The target group is, in particular, the 15-35 year olds who are addressed via the pop culture (Simpsons, Southpark, Fight Club, The Crow, Avatar) and with diverse actionism which has been copied and extended (see the above-mentioned occupation of the mosque with large banners, etc) from the left-wing and various NGOs (Greenpeace is a role model). Examples in Vienna were the occupation of the Votiv church (which ended after four hours due to the cold), Beheadings á la IS in public places and the storming of the AudiMax during a theatre performance of a refugee group and the spraying of artificial blood.

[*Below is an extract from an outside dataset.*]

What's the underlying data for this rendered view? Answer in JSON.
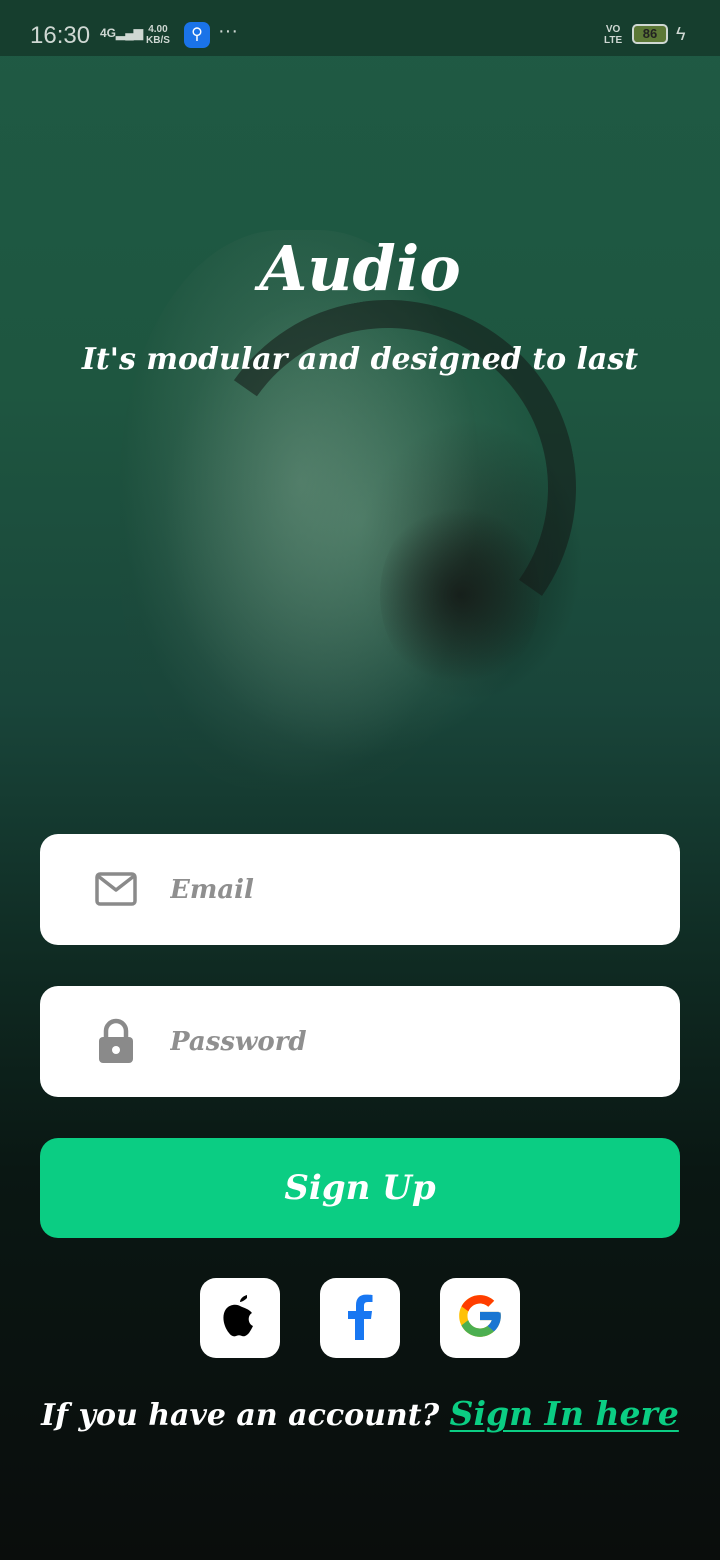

Also in the presidential election campaign they are stirring up public opinion against Alexander van der Bellen.
On tumblr they run Wirkungsfeuer, there is a video blog series blog series on youtube, which is led by Martin Sellner. In the fan shop there are numerous, mostly ambiguous t-shirts (e.g. Lampedusa Coastguard) and other products, mostly in yellow and black, which can be purchased. The merchandising is professional and covers a portion of the costs. The remainder is financed by private donations and membership fees. Members of the movement should also be employed directly at the FPÖ or in its circles. Whether Russia also here (as is the case with many other movements and parties in Europe which are at times far-right) provides financial support is unknown. In any case there appears to be sufficient funds as, according to Bruns, property in Graz and Linz was recently acquired.
The economic concept appears to be in its infancy. Although one partially distances oneself from the current economic system, some members differentiate between “creating” and “destroying” capitalism. Here the focus is on the economic consequences of immigration and less on the global relationships which, e.g. lie behind the current mass exodus movement. The dream of an island of the blessed – nicely separated for every people – appears to cloud the sense of reality somewhat. A clear counter-concept is missing. It also seems to have been overlooked that, from the ideology of a separation of cultures, there is a starting point for economic interests, which gain from conflicts and wars.
As to how firmly the Identitarians are anchored in the population has not yet been examined. In the long-term study, Deutsche Zustände from the sociologist, Wilhelm Heitmeyer, an increase in the prejudices against social minorities was discernible. If you question the arguments of the Identitarians, according to the two speakers, you often notice how much the dominant policy of the last decades has already destroyed: many people are no longer interested in counter-arguments. Important is that finally someone is dealing with the current situation even if this is only happening with simple paroles.
Personal Conclusion: Even if there are right-wing tendencies within the group, I would not assess the movement as a whole – at least to date – as extreme right or Nazi. In my opinion this term is used in a too inflationary manner. The body of thought of the Identitarians, however, contains a predisposition to lead to similar conditions that we know from the history of the Third Reich. The hate of everything which is allegedly left-wing (e.g. Eva Glawischnig, or the left-wing globalizers – whoever that may be: the overwhelming majority of the left-wingers reject globalization) and the increasing verbal potential for aggression let the alarm bells ring for the future development of the movement as loudly as the strategy to promote their interests exclusively outside parliament.